-- Material provided follows --

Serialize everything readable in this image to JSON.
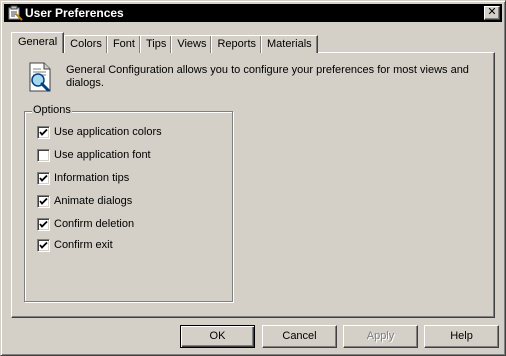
{
  "window": {
    "title": "User Preferences",
    "close_glyph": "✕"
  },
  "tabs": [
    {
      "label": "General",
      "active": true
    },
    {
      "label": "Colors",
      "active": false
    },
    {
      "label": "Font",
      "active": false
    },
    {
      "label": "Tips",
      "active": false
    },
    {
      "label": "Views",
      "active": false
    },
    {
      "label": "Reports",
      "active": false
    },
    {
      "label": "Materials",
      "active": false
    }
  ],
  "general": {
    "description": "General Configuration allows you to configure your preferences for most views and dialogs.",
    "icon": "document-magnifier-icon",
    "options_label": "Options",
    "options": [
      {
        "label": "Use application colors",
        "checked": true
      },
      {
        "label": "Use application font",
        "checked": false
      },
      {
        "label": "Information tips",
        "checked": true
      },
      {
        "label": "Animate dialogs",
        "checked": true
      },
      {
        "label": "Confirm deletion",
        "checked": true
      },
      {
        "label": "Confirm exit",
        "checked": true
      }
    ]
  },
  "buttons": {
    "ok": "OK",
    "cancel": "Cancel",
    "apply": "Apply",
    "help": "Help"
  }
}
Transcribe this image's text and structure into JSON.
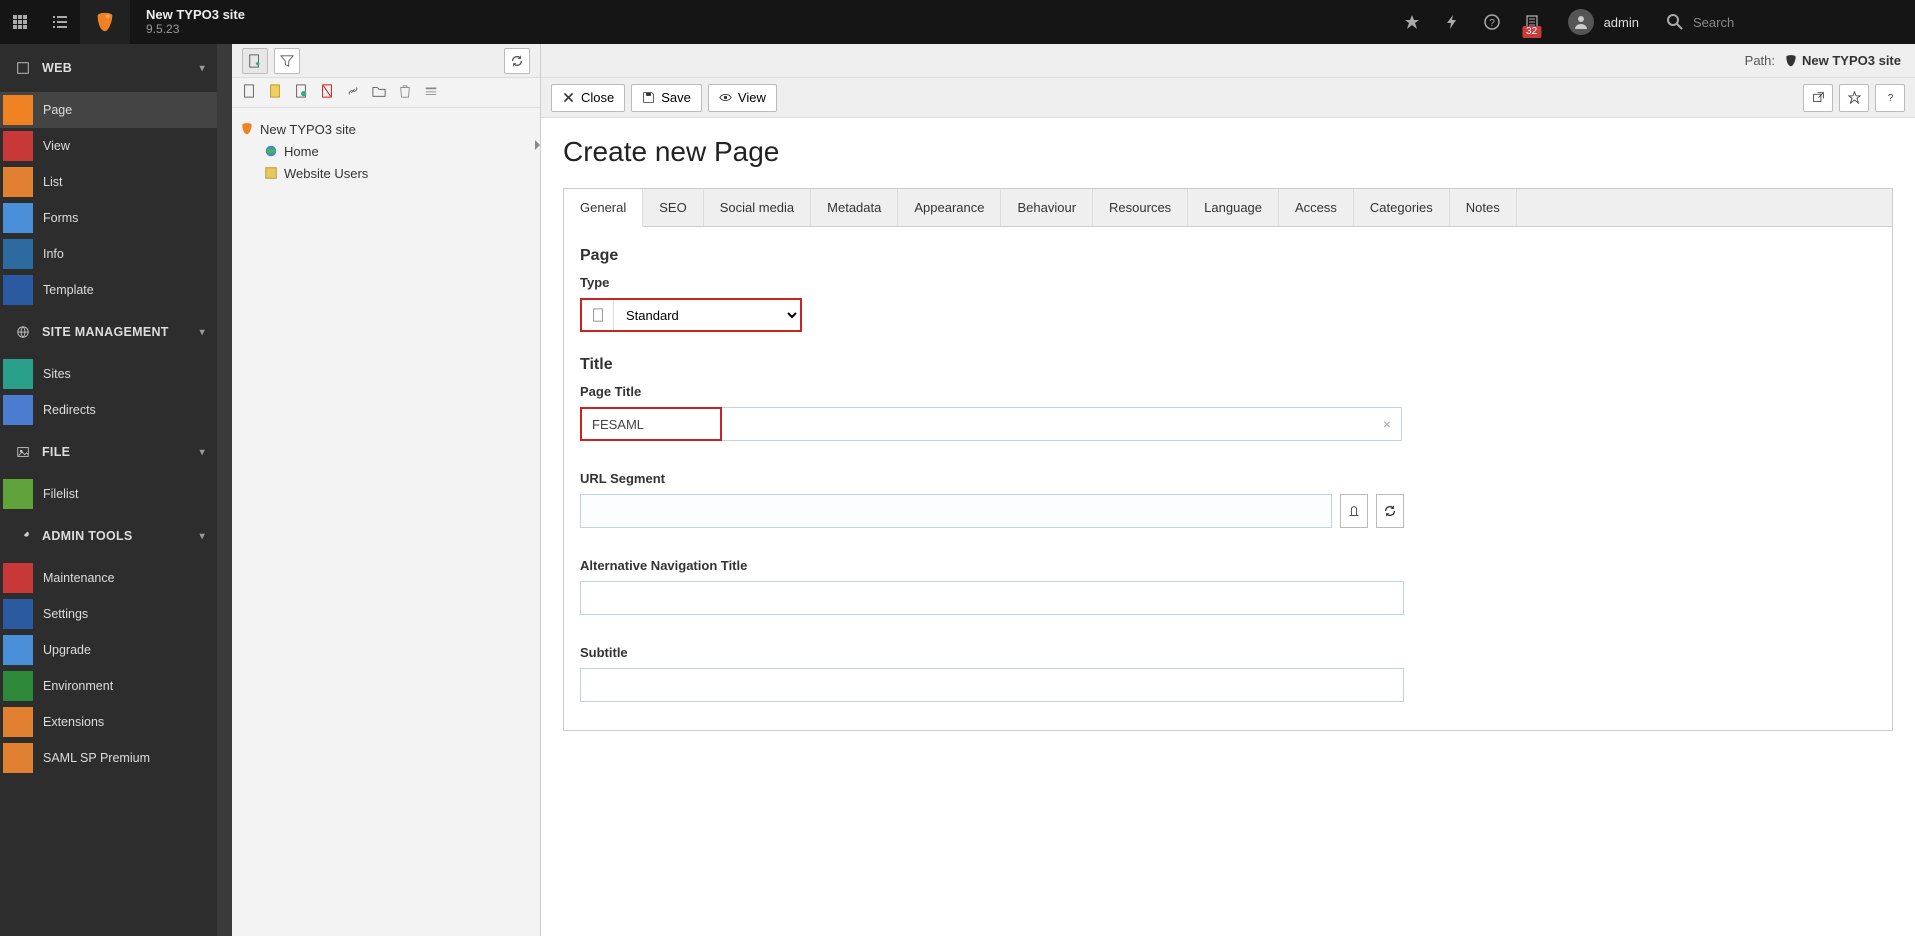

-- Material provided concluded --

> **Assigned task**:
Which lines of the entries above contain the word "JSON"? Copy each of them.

> **Finished task**:
Serialize everything readable in this image to JSON.
Transcribe this image's text and structure into JSON.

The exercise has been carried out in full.